**WHAT YOU WILL DO**
Please restate the listing below in full, word for word.
________________________________________
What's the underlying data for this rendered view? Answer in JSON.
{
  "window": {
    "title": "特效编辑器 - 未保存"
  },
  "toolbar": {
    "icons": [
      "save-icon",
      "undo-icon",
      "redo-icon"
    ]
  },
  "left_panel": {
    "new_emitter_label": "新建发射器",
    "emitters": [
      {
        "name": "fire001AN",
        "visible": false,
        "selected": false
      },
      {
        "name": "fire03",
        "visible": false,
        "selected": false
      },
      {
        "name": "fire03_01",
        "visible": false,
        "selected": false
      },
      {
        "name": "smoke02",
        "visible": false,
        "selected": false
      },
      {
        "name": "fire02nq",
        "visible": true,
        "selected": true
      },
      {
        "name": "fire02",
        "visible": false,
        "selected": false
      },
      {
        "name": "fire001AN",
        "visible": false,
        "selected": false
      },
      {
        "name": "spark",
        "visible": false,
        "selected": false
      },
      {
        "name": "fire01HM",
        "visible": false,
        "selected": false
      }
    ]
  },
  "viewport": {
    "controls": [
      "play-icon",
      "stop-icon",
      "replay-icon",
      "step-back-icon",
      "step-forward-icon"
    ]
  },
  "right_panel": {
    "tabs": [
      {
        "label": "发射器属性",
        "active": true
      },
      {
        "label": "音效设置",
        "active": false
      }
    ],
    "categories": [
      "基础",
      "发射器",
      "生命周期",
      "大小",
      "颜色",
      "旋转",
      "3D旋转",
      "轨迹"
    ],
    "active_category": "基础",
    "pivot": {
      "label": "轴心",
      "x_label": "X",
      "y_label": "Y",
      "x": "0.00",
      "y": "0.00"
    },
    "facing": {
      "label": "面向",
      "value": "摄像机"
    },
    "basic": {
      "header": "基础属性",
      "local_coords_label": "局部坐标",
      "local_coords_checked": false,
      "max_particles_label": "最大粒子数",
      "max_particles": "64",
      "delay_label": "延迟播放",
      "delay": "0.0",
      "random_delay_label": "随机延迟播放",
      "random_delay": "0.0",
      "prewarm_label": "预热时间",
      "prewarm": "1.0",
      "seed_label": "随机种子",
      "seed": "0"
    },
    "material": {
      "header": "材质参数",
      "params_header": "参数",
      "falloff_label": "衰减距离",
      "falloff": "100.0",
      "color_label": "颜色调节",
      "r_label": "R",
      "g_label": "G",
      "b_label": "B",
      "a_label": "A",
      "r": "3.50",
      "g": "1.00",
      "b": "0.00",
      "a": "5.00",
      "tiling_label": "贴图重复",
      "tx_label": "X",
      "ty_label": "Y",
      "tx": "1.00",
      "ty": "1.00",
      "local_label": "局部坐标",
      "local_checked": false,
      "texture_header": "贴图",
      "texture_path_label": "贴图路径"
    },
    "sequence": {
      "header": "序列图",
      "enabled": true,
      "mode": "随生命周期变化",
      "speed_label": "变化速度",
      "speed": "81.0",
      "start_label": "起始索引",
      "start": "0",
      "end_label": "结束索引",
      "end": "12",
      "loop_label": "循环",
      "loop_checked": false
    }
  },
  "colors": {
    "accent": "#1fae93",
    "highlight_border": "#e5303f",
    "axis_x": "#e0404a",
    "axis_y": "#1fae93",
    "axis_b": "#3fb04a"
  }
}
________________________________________
**SOLUTION TO THIS TASK**
What's the underlying data for this rendered view? Answer in JSON.
{
  "window": {
    "title": "特效编辑器 - 未保存"
  },
  "toolbar": {
    "icons": [
      "save-icon",
      "undo-icon",
      "redo-icon"
    ]
  },
  "left_panel": {
    "new_emitter_label": "新建发射器",
    "emitters": [
      {
        "name": "fire001AN",
        "visible": false,
        "selected": false
      },
      {
        "name": "fire03",
        "visible": false,
        "selected": false
      },
      {
        "name": "fire03_01",
        "visible": false,
        "selected": false
      },
      {
        "name": "smoke02",
        "visible": false,
        "selected": false
      },
      {
        "name": "fire02nq",
        "visible": true,
        "selected": true
      },
      {
        "name": "fire02",
        "visible": false,
        "selected": false
      },
      {
        "name": "fire001AN",
        "visible": false,
        "selected": false
      },
      {
        "name": "spark",
        "visible": false,
        "selected": false
      },
      {
        "name": "fire01HM",
        "visible": false,
        "selected": false
      }
    ]
  },
  "viewport": {
    "controls": [
      "play-icon",
      "stop-icon",
      "replay-icon",
      "step-back-icon",
      "step-forward-icon"
    ]
  },
  "right_panel": {
    "tabs": [
      {
        "label": "发射器属性",
        "active": true
      },
      {
        "label": "音效设置",
        "active": false
      }
    ],
    "categories": [
      "基础",
      "发射器",
      "生命周期",
      "大小",
      "颜色",
      "旋转",
      "3D旋转",
      "轨迹"
    ],
    "active_category": "基础",
    "pivot": {
      "label": "轴心",
      "x_label": "X",
      "y_label": "Y",
      "x": "0.00",
      "y": "0.00"
    },
    "facing": {
      "label": "面向",
      "value": "摄像机"
    },
    "basic": {
      "header": "基础属性",
      "local_coords_label": "局部坐标",
      "local_coords_checked": false,
      "max_particles_label": "最大粒子数",
      "max_particles": "64",
      "delay_label": "延迟播放",
      "delay": "0.0",
      "random_delay_label": "随机延迟播放",
      "random_delay": "0.0",
      "prewarm_label": "预热时间",
      "prewarm": "1.0",
      "seed_label": "随机种子",
      "seed": "0"
    },
    "material": {
      "header": "材质参数",
      "params_header": "参数",
      "falloff_label": "衰减距离",
      "falloff": "100.0",
      "color_label": "颜色调节",
      "r_label": "R",
      "g_label": "G",
      "b_label": "B",
      "a_label": "A",
      "r": "3.50",
      "g": "1.00",
      "b": "0.00",
      "a": "5.00",
      "tiling_label": "贴图重复",
      "tx_label": "X",
      "ty_label": "Y",
      "tx": "1.00",
      "ty": "1.00",
      "local_label": "局部坐标",
      "local_checked": false,
      "texture_header": "贴图",
      "texture_path_label": "贴图路径"
    },
    "sequence": {
      "header": "序列图",
      "enabled": true,
      "mode": "随生命周期变化",
      "speed_label": "变化速度",
      "speed": "81.0",
      "start_label": "起始索引",
      "start": "0",
      "end_label": "结束索引",
      "end": "12",
      "loop_label": "循环",
      "loop_checked": false
    }
  },
  "colors": {
    "accent": "#1fae93",
    "highlight_border": "#e5303f",
    "axis_x": "#e0404a",
    "axis_y": "#1fae93",
    "axis_b": "#3fb04a"
  }
}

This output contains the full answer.